int<lower=0,upper=1> y[N];
}

parameters {
vector[N] x1_true_raw;
vector[N] x2_true_raw;
real x1_pmu;
real <lower = 0> x2_psd;
real x2_pmu;
real <lower = 0> x2_psd;
real b0;
real <upper = 0> b1;
real <lower = 0> b2;

}

transformed parameters{
vector[N] x1_true;
vector[N] x2_true;
x1_true = x1_pmu + x1_psd * x1_true_raw;
x2_true = x2_pmu + x2_psd * x2_true_raw;

}
model {
x1_true_raw ~ normal(0,1);
x2_true_raw ~ normal(0,1);
x1_pmu ~ normal(0,10);
x1_psd ~ normal(0,1);
x2_pmu ~ normal(0,10);
x2_psd ~ normal(0,1);
x1_obs ~ normal(x1_true, x1_sd);
x2_obs ~ normal(x2_true, x2_sd);
b0 ~ normal(0,25);
b1 ~ normal(0,10);
b2 ~ normal(0,10);
y ~ bernoulli_logit(b0 + b1 * x1_true + b2*x2_true);

}

I am totally not qualified to answer the question but I might be able to get you in the right direction. For the centered versus non-centered parameterization, I always go back to Michael Betancourt’s paper.
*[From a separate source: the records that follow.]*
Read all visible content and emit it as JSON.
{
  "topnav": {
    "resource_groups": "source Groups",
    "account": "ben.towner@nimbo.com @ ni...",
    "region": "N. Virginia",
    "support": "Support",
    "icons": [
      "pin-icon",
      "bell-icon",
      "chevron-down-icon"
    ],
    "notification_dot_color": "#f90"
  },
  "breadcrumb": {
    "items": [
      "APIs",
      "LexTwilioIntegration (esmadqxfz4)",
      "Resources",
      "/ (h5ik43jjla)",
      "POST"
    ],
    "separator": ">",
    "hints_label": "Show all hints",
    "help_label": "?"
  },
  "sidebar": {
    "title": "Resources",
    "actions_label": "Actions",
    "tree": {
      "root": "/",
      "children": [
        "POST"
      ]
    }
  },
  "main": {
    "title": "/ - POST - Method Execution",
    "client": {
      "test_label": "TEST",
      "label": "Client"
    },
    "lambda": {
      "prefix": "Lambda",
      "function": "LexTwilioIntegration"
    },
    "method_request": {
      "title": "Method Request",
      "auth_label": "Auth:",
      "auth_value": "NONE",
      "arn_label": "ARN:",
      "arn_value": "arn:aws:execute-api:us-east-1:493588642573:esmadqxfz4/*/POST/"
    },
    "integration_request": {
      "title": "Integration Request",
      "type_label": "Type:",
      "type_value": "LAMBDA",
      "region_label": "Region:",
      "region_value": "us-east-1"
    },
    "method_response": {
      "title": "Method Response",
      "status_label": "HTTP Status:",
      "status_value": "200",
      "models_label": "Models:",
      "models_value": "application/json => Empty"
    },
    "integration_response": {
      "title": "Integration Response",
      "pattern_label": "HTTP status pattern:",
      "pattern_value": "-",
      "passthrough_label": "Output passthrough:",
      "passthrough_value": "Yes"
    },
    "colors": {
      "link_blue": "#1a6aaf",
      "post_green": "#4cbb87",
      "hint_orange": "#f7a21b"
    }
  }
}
The key idea is in Figure 4 I think. In your example, in the centered version there is a strong relation between x1_psd and x1_true. The funnel problem means that when x1_psd is small, all x1_true will be close to x1_mu but they can vary more with larger x1_psd. The non-centered parameterization, breaks that relation but it introduces a new problem. If x1_true is strongly constrained by the data, then there will be a strong relation between x1_true_raw and x1_psd. I suspect that in your case, the observed measurement error x1_sd1 is relatively small and the relation between x1_true and y is sufficiently strong, so that the data is contraining x1_true.

Section III in the paper explains how the correlations (with centered and non-centered) will show up in HMC. In short, it should be less of a problem than with “common MC implementations”. In practical HMC implementations, it’s still a problem and you should be able to see it in the stepsize (smaller is bad) and divergence diagnostics (more is bad) in Stan. So you can check those to see which implementation works best for your problem/data.

See also https://betanalpha.github.io/assets/case_studies/divergences_and_bias.html for a discussion of how to investigate divergences in RStan using a hierarchical model as an example.